  • Be flexible. A property manager that can be a little flexible and understanding when life goes sideways for a tenant can actually help keep their property in the black in the long run.  A loss of a couple hundred dollars might seem like a lot, but it’s actually cheaper than dealing with a vacant unit.
  • Request ample notice. In most cases, tenant turnover will eventually happen, no matter how great the property or property manager is. Being prepared for this contingency can help limit the damage to the profit stream.  Property managers should require at least a month’s notice from tenants who are planning on leaving.  It might not always be possible but putting it in the lease can help.
  • Run a pre-vacancy inspection. Once a tenant plans to leave, property managers need to prepare for their departure. Before the tenant moves out property managers should run a pre-vacancy inspection.  This will help identify problem areas before the tenant is gone, and also help the manager know what they will be working with.
  • Work proactively. Don’t wait until the tenant is gone to start looking for new tenants. Be proactive, looking for potential occupants as soon as possible. This is especially important if the property manager has a lengthy screening process.
  • Update the property. The property can be updated even before the tenant is gone. New appliances, new additions, and new paint jobs can help a property look newer and more appealing to potential tenants.
  • Price your property appropriately. Once a property is vacant, a property manager needs to work full time to fill the vacancy. One important aspect of that process is to price the property appropriately. The property needs to stay profitable and be competitive but stay in a price range that will attract a lot of attention.
  • Use multiple channels. Professional property managers like Martin Feinberg will use many different strategies—such as paid advertising, social media, word-of-mouth, and classifieds—to get the word out about vacant properties.
  • Work quickly, but do your research.
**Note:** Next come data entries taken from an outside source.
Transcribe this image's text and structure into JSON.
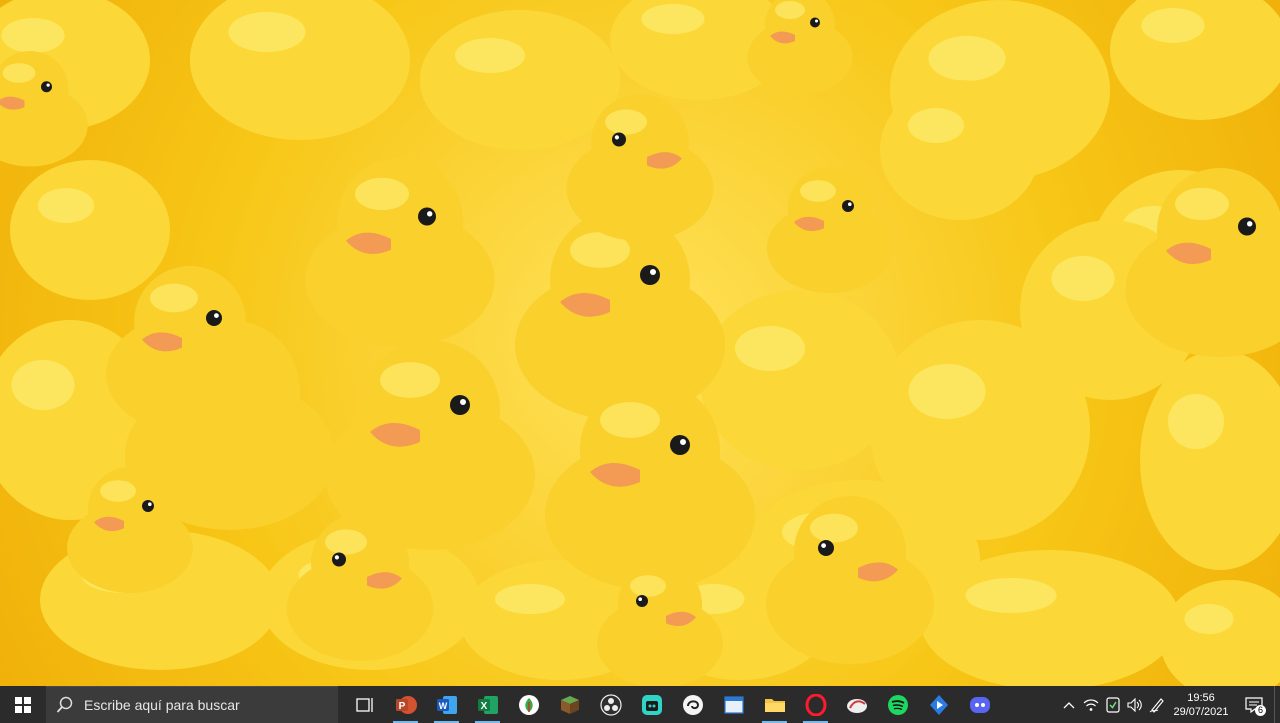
{
  "wallpaper": {
    "subject": "rubber ducks"
  },
  "taskbar": {
    "search_placeholder": "Escribe aquí para buscar",
    "apps": [
      {
        "name": "task-view"
      },
      {
        "name": "powerpoint",
        "running": true
      },
      {
        "name": "word",
        "running": true
      },
      {
        "name": "excel",
        "running": true
      },
      {
        "name": "app-green"
      },
      {
        "name": "minecraft"
      },
      {
        "name": "obs"
      },
      {
        "name": "app-teal"
      },
      {
        "name": "app-white"
      },
      {
        "name": "app-window"
      },
      {
        "name": "file-explorer",
        "running": true
      },
      {
        "name": "opera",
        "running": true
      },
      {
        "name": "app-cloud"
      },
      {
        "name": "spotify"
      },
      {
        "name": "app-blue"
      },
      {
        "name": "discord"
      }
    ],
    "clock_time": "19:56",
    "clock_date": "29/07/2021",
    "notification_count": "6"
  },
  "colors": {
    "taskbar_bg": "#2b2b2b",
    "duck": "#f9d02c",
    "beak": "#f39a54"
  }
}
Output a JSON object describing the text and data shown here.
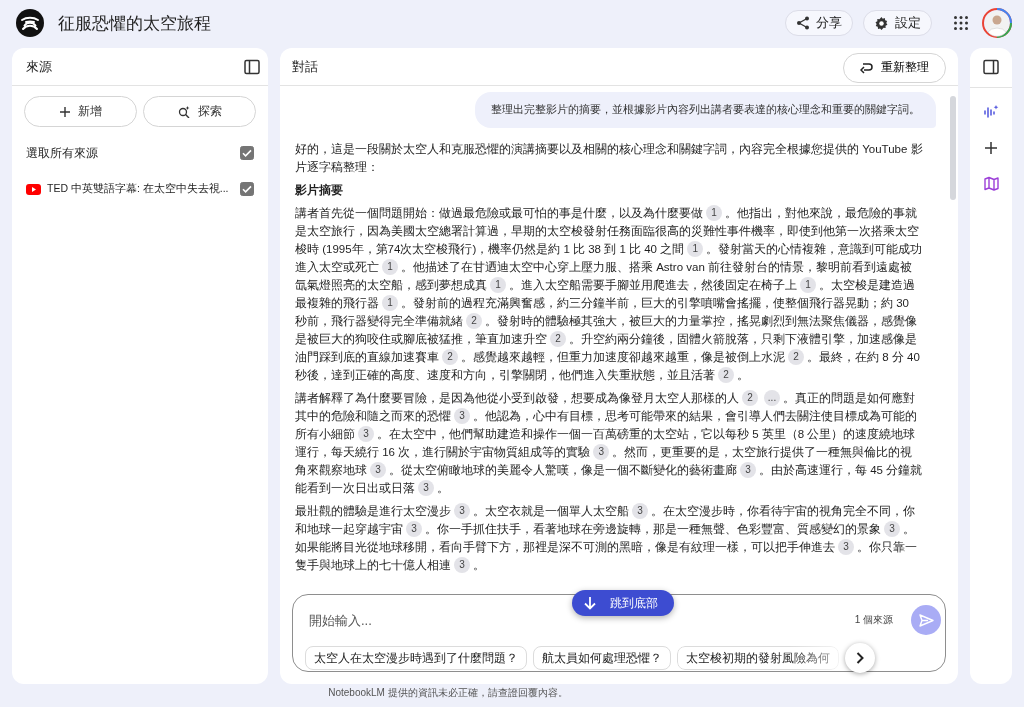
{
  "app": {
    "title": "征服恐懼的太空旅程",
    "actions": [
      {
        "kind": "share",
        "label": "分享"
      },
      {
        "kind": "settings",
        "label": "設定"
      }
    ]
  },
  "sources_panel": {
    "title": "來源",
    "buttons": [
      {
        "kind": "add",
        "label": "新增"
      },
      {
        "kind": "explore",
        "label": "探索"
      }
    ],
    "select_all": {
      "label": "選取所有來源",
      "checked": true
    },
    "items": [
      {
        "kind": "youtube",
        "title": "TED 中英雙語字幕: 在太空中失去視...",
        "checked": true
      }
    ]
  },
  "chat": {
    "title": "對話",
    "refresh_button": "重新整理",
    "user_message": "整理出完整影片的摘要，並根據影片內容列出講者要表達的核心理念和重要的關鍵字詞。",
    "response": [
      {
        "kind": "paragraph",
        "segments": [
          {
            "kind": "text",
            "text": "好的，這是一段關於太空人和克服恐懼的演講摘要以及相關的核心理念和關鍵字詞，內容完全根據您提供的 YouTube 影片逐字稿整理："
          }
        ]
      },
      {
        "kind": "heading",
        "text": "影片摘要"
      },
      {
        "kind": "paragraph",
        "segments": [
          {
            "kind": "text",
            "text": "講者首先從一個問題開始：做過最危險或最可怕的事是什麼，以及為什麼要做"
          },
          {
            "kind": "cite",
            "text": "1"
          },
          {
            "kind": "text",
            "text": "。他指出，對他來說，最危險的事就是太空旅行，因為美國太空總署計算過，早期的太空梭發射任務面臨很高的災難性事件機率，即使到他第一次搭乘太空梭時 (1995年，第74次太空梭飛行)，機率仍然是約 1 比 38 到 1 比 40 之間"
          },
          {
            "kind": "cite",
            "text": "1"
          },
          {
            "kind": "text",
            "text": "。發射當天的心情複雜，意識到可能成功進入太空或死亡"
          },
          {
            "kind": "cite",
            "text": "1"
          },
          {
            "kind": "text",
            "text": "。他描述了在甘迺迪太空中心穿上壓力服、搭乘 Astro van 前往發射台的情景，黎明前看到遠處被氙氣燈照亮的太空船，感到夢想成真"
          },
          {
            "kind": "cite",
            "text": "1"
          },
          {
            "kind": "text",
            "text": "。進入太空船需要手腳並用爬進去，然後固定在椅子上"
          },
          {
            "kind": "cite",
            "text": "1"
          },
          {
            "kind": "text",
            "text": "。太空梭是建造過最複雜的飛行器"
          },
          {
            "kind": "cite",
            "text": "1"
          },
          {
            "kind": "text",
            "text": "。發射前的過程充滿興奮感，約三分鐘半前，巨大的引擎噴嘴會搖擺，使整個飛行器晃動；約 30 秒前，飛行器變得完全準備就緒"
          },
          {
            "kind": "cite",
            "text": "2"
          },
          {
            "kind": "text",
            "text": "。發射時的體驗極其強大，被巨大的力量掌控，搖晃劇烈到無法聚焦儀器，感覺像是被巨大的狗咬住或腳底被猛推，筆直加速升空"
          },
          {
            "kind": "cite",
            "text": "2"
          },
          {
            "kind": "text",
            "text": "。升空約兩分鐘後，固體火箭脫落，只剩下液體引擎，加速感像是油門踩到底的直線加速賽車"
          },
          {
            "kind": "cite",
            "text": "2"
          },
          {
            "kind": "text",
            "text": "。感覺越來越輕，但重力加速度卻越來越重，像是被倒上水泥"
          },
          {
            "kind": "cite",
            "text": "2"
          },
          {
            "kind": "text",
            "text": "。最終，在約 8 分 40 秒後，達到正確的高度、速度和方向，引擎關閉，他們進入失重狀態，並且活著"
          },
          {
            "kind": "cite",
            "text": "2"
          },
          {
            "kind": "text",
            "text": "。"
          }
        ]
      },
      {
        "kind": "paragraph",
        "segments": [
          {
            "kind": "text",
            "text": "講者解釋了為什麼要冒險，是因為他從小受到啟發，想要成為像登月太空人那樣的人"
          },
          {
            "kind": "cite",
            "text": "2"
          },
          {
            "kind": "cite",
            "text": "..."
          },
          {
            "kind": "text",
            "text": "。真正的問題是如何應對其中的危險和隨之而來的恐懼"
          },
          {
            "kind": "cite",
            "text": "3"
          },
          {
            "kind": "text",
            "text": "。他認為，心中有目標，思考可能帶來的結果，會引導人們去關注使目標成為可能的所有小細節"
          },
          {
            "kind": "cite",
            "text": "3"
          },
          {
            "kind": "text",
            "text": "。在太空中，他們幫助建造和操作一個一百萬磅重的太空站，它以每秒 5 英里（8 公里）的速度繞地球運行，每天繞行 16 次，進行關於宇宙物質組成等的實驗"
          },
          {
            "kind": "cite",
            "text": "3"
          },
          {
            "kind": "text",
            "text": "。然而，更重要的是，太空旅行提供了一種無與倫比的視角來觀察地球"
          },
          {
            "kind": "cite",
            "text": "3"
          },
          {
            "kind": "text",
            "text": "。從太空俯瞰地球的美麗令人驚嘆，像是一個不斷變化的藝術畫廊"
          },
          {
            "kind": "cite",
            "text": "3"
          },
          {
            "kind": "text",
            "text": "。由於高速運行，每 45 分鐘就能看到一次日出或日落"
          },
          {
            "kind": "cite",
            "text": "3"
          },
          {
            "kind": "text",
            "text": "。"
          }
        ]
      },
      {
        "kind": "paragraph",
        "segments": [
          {
            "kind": "text",
            "text": "最壯觀的體驗是進行太空漫步"
          },
          {
            "kind": "cite",
            "text": "3"
          },
          {
            "kind": "text",
            "text": "。太空衣就是一個單人太空船"
          },
          {
            "kind": "cite",
            "text": "3"
          },
          {
            "kind": "text",
            "text": "。在太空漫步時，你看待宇宙的視角完全不同，你和地球一起穿越宇宙"
          },
          {
            "kind": "cite",
            "text": "3"
          },
          {
            "kind": "text",
            "text": "。你一手抓住扶手，看著地球在旁邊旋轉，那是一種無聲、色彩豐富、質感變幻的景象"
          },
          {
            "kind": "cite",
            "text": "3"
          },
          {
            "kind": "text",
            "text": "。如果能將目光從地球移開，看向手臂下方，那裡是深不可測的黑暗，像是有紋理一樣，可以把手伸進去"
          },
          {
            "kind": "cite",
            "text": "3"
          },
          {
            "kind": "text",
            "text": "。你只靠一隻手與地球上的七十億人相連"
          },
          {
            "kind": "cite",
            "text": "3"
          },
          {
            "kind": "text",
            "text": "。"
          }
        ]
      }
    ],
    "jump_button": "跳到底部",
    "input": {
      "placeholder": "開始輸入...",
      "source_count": "1 個來源"
    },
    "suggestions": [
      "太空人在太空漫步時遇到了什麼問題？",
      "航太員如何處理恐懼？",
      "太空梭初期的發射風險為何"
    ]
  },
  "footer": "NotebookLM 提供的資訊未必正確，請查證回覆內容。"
}
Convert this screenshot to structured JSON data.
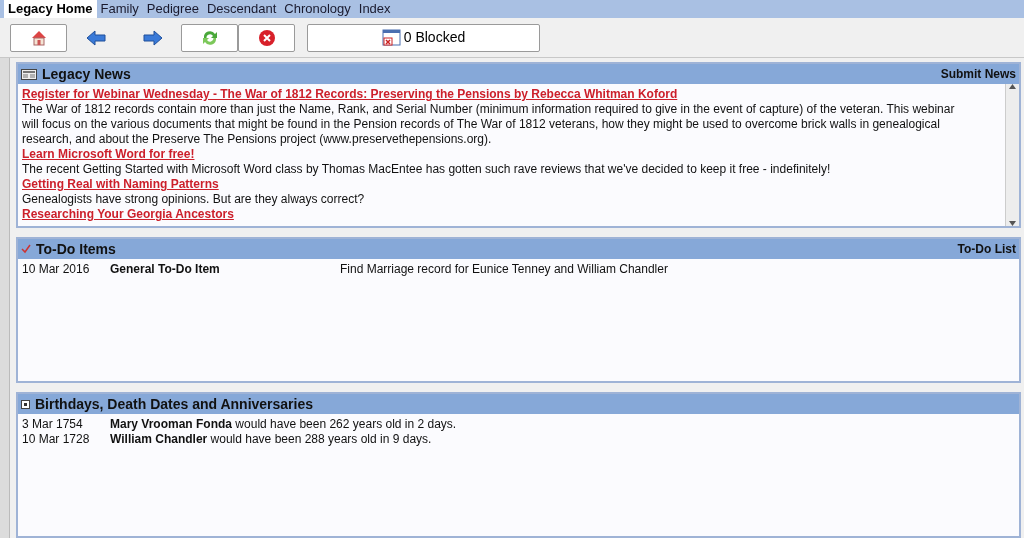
{
  "tabs": [
    {
      "label": "Legacy Home",
      "selected": true
    },
    {
      "label": "Family",
      "selected": false
    },
    {
      "label": "Pedigree",
      "selected": false
    },
    {
      "label": "Descendant",
      "selected": false
    },
    {
      "label": "Chronology",
      "selected": false
    },
    {
      "label": "Index",
      "selected": false
    }
  ],
  "toolbar": [
    {
      "kind": "home"
    },
    {
      "kind": "back"
    },
    {
      "kind": "forward"
    },
    {
      "kind": "refresh"
    },
    {
      "kind": "stop"
    },
    {
      "kind": "blocked",
      "label": "0 Blocked"
    }
  ],
  "news": {
    "title": "Legacy News",
    "action": "Submit News",
    "items": [
      {
        "kind": "link",
        "text": "Register for Webinar Wednesday - The War of 1812 Records: Preserving the Pensions by Rebecca Whitman Koford"
      },
      {
        "kind": "text",
        "text": "The War of 1812 records contain more than just the Name, Rank, and Serial Number (minimum information required to give in the event of capture) of the veteran. This webinar will focus on the various documents that might be found in the Pension records of The War of 1812 veterans, how they might be used to overcome brick walls in genealogical research, and about the Preserve The Pensions project (www.preservethepensions.org)."
      },
      {
        "kind": "link",
        "text": "Learn Microsoft Word for free!"
      },
      {
        "kind": "text",
        "text": "The recent Getting Started with Microsoft Word class by Thomas MacEntee has gotten such rave reviews that we've decided to keep it free - indefinitely!"
      },
      {
        "kind": "link",
        "text": "Getting Real with Naming Patterns"
      },
      {
        "kind": "text",
        "text": "Genealogists have strong opinions. But are they always correct?"
      },
      {
        "kind": "link",
        "text": "Researching Your Georgia Ancestors"
      }
    ]
  },
  "todo": {
    "title": "To-Do Items",
    "action": "To-Do List",
    "rows": [
      {
        "date": "10 Mar 2016",
        "type": "General To-Do Item",
        "description": "Find Marriage record for Eunice Tenney and William Chandler"
      }
    ]
  },
  "anniversaries": {
    "title": "Birthdays, Death Dates and Anniversaries",
    "rows": [
      {
        "date": "3 Mar 1754",
        "text": "**Mary Vrooman Fonda** would have been 262 years old in 2 days."
      },
      {
        "date": "10 Mar 1728",
        "text": "**William Chandler** would have been 288 years old in 9 days."
      }
    ]
  }
}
The sooner a vacant property is rented the better, but property managers can’t just lease to the first prospective tenant that comes along. It’s more important to find a good tenant than an easy one.

Image is a open house sign on a green lawn.